Your copy should match the entries exactly, except that it holds no pictures.
DATA EXTRACTS section start
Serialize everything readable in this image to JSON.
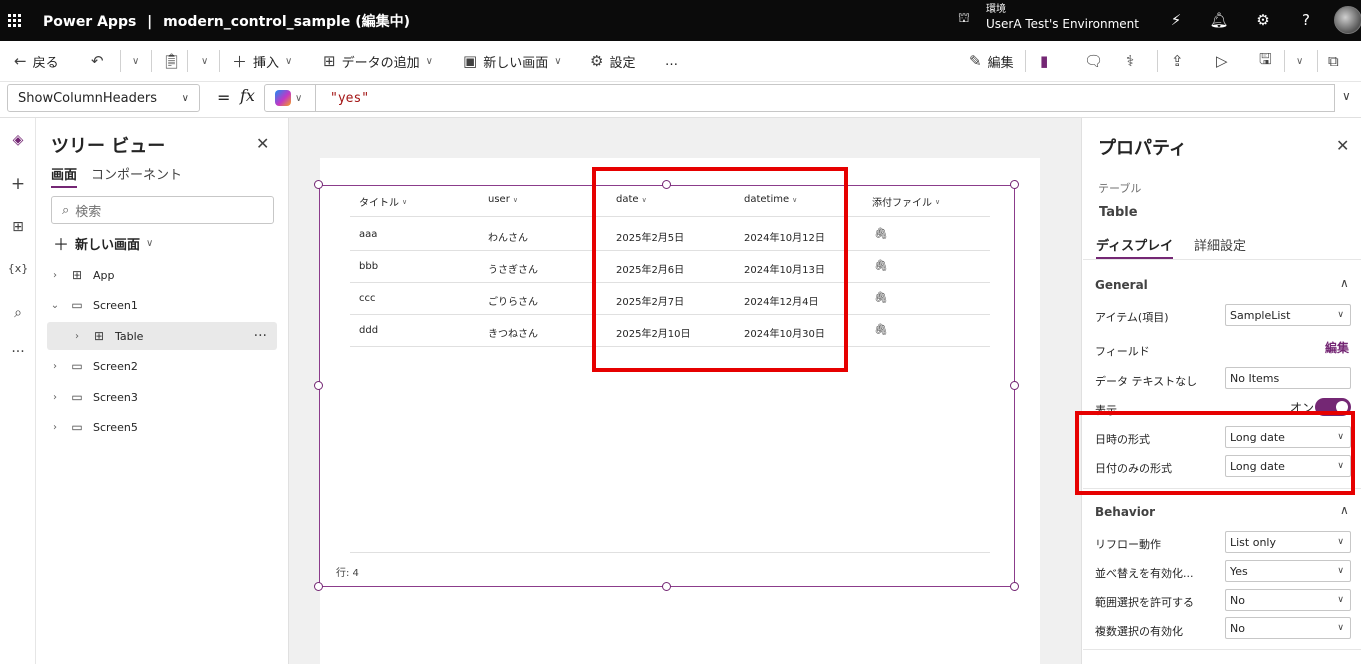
{
  "topbar": {
    "app_name": "Power Apps",
    "separator": "|",
    "document_title": "modern_control_sample (編集中)",
    "environment_label": "環境",
    "environment_name": "UserA Test's Environment"
  },
  "commandbar": {
    "back": "戻る",
    "insert": "挿入",
    "add_data": "データの追加",
    "new_screen": "新しい画面",
    "settings": "設定",
    "more": "…",
    "edit": "編集"
  },
  "formulabar": {
    "property": "ShowColumnHeaders",
    "equals": "=",
    "fx": "fx",
    "formula": "\"yes\""
  },
  "tree": {
    "title": "ツリー ビュー",
    "tabs": [
      "画面",
      "コンポーネント"
    ],
    "search_placeholder": "検索",
    "new_screen": "新しい画面",
    "items": [
      {
        "label": "App"
      },
      {
        "label": "Screen1"
      },
      {
        "label": "Table"
      },
      {
        "label": "Screen2"
      },
      {
        "label": "Screen3"
      },
      {
        "label": "Screen5"
      }
    ]
  },
  "table": {
    "columns": [
      "タイトル",
      "user",
      "date",
      "datetime",
      "添付ファイル"
    ],
    "rows": [
      [
        "aaa",
        "わんさん",
        "2025年2月5日",
        "2024年10月12日"
      ],
      [
        "bbb",
        "うさぎさん",
        "2025年2月6日",
        "2024年10月13日"
      ],
      [
        "ccc",
        "ごりらさん",
        "2025年2月7日",
        "2024年12月4日"
      ],
      [
        "ddd",
        "きつねさん",
        "2025年2月10日",
        "2024年10月30日"
      ]
    ],
    "row_count": "行: 4"
  },
  "properties": {
    "title": "プロパティ",
    "control_type": "テーブル",
    "control_name": "Table",
    "tabs": [
      "ディスプレイ",
      "詳細設定"
    ],
    "general": {
      "heading": "General",
      "items_label": "アイテム(項目)",
      "items_value": "SampleList",
      "fields_label": "フィールド",
      "fields_link": "編集",
      "no_data_label": "データ テキストなし",
      "no_data_value": "No Items",
      "visible_label": "表示",
      "visible_value": "オン",
      "datetime_format_label": "日時の形式",
      "datetime_format_value": "Long date",
      "date_format_label": "日付のみの形式",
      "date_format_value": "Long date"
    },
    "behavior": {
      "heading": "Behavior",
      "reflow_label": "リフロー動作",
      "reflow_value": "List only",
      "sort_label": "並べ替えを有効化...",
      "sort_value": "Yes",
      "range_label": "範囲選択を許可する",
      "range_value": "No",
      "multi_label": "複数選択の有効化",
      "multi_value": "No"
    }
  },
  "colors": {
    "accent": "#742774",
    "highlight": "#e60000",
    "topbar": "#0b0b0b"
  }
}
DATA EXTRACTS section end
- REPLY
Serialize everything readable in this image to JSON.
{
  "topbar": {
    "app_name": "Power Apps",
    "separator": "|",
    "document_title": "modern_control_sample (編集中)",
    "environment_label": "環境",
    "environment_name": "UserA Test's Environment"
  },
  "commandbar": {
    "back": "戻る",
    "insert": "挿入",
    "add_data": "データの追加",
    "new_screen": "新しい画面",
    "settings": "設定",
    "more": "…",
    "edit": "編集"
  },
  "formulabar": {
    "property": "ShowColumnHeaders",
    "equals": "=",
    "fx": "fx",
    "formula": "\"yes\""
  },
  "tree": {
    "title": "ツリー ビュー",
    "tabs": [
      "画面",
      "コンポーネント"
    ],
    "search_placeholder": "検索",
    "new_screen": "新しい画面",
    "items": [
      {
        "label": "App"
      },
      {
        "label": "Screen1"
      },
      {
        "label": "Table"
      },
      {
        "label": "Screen2"
      },
      {
        "label": "Screen3"
      },
      {
        "label": "Screen5"
      }
    ]
  },
  "table": {
    "columns": [
      "タイトル",
      "user",
      "date",
      "datetime",
      "添付ファイル"
    ],
    "rows": [
      [
        "aaa",
        "わんさん",
        "2025年2月5日",
        "2024年10月12日"
      ],
      [
        "bbb",
        "うさぎさん",
        "2025年2月6日",
        "2024年10月13日"
      ],
      [
        "ccc",
        "ごりらさん",
        "2025年2月7日",
        "2024年12月4日"
      ],
      [
        "ddd",
        "きつねさん",
        "2025年2月10日",
        "2024年10月30日"
      ]
    ],
    "row_count": "行: 4"
  },
  "properties": {
    "title": "プロパティ",
    "control_type": "テーブル",
    "control_name": "Table",
    "tabs": [
      "ディスプレイ",
      "詳細設定"
    ],
    "general": {
      "heading": "General",
      "items_label": "アイテム(項目)",
      "items_value": "SampleList",
      "fields_label": "フィールド",
      "fields_link": "編集",
      "no_data_label": "データ テキストなし",
      "no_data_value": "No Items",
      "visible_label": "表示",
      "visible_value": "オン",
      "datetime_format_label": "日時の形式",
      "datetime_format_value": "Long date",
      "date_format_label": "日付のみの形式",
      "date_format_value": "Long date"
    },
    "behavior": {
      "heading": "Behavior",
      "reflow_label": "リフロー動作",
      "reflow_value": "List only",
      "sort_label": "並べ替えを有効化...",
      "sort_value": "Yes",
      "range_label": "範囲選択を許可する",
      "range_value": "No",
      "multi_label": "複数選択の有効化",
      "multi_value": "No"
    }
  },
  "colors": {
    "accent": "#742774",
    "highlight": "#e60000",
    "topbar": "#0b0b0b"
  }
}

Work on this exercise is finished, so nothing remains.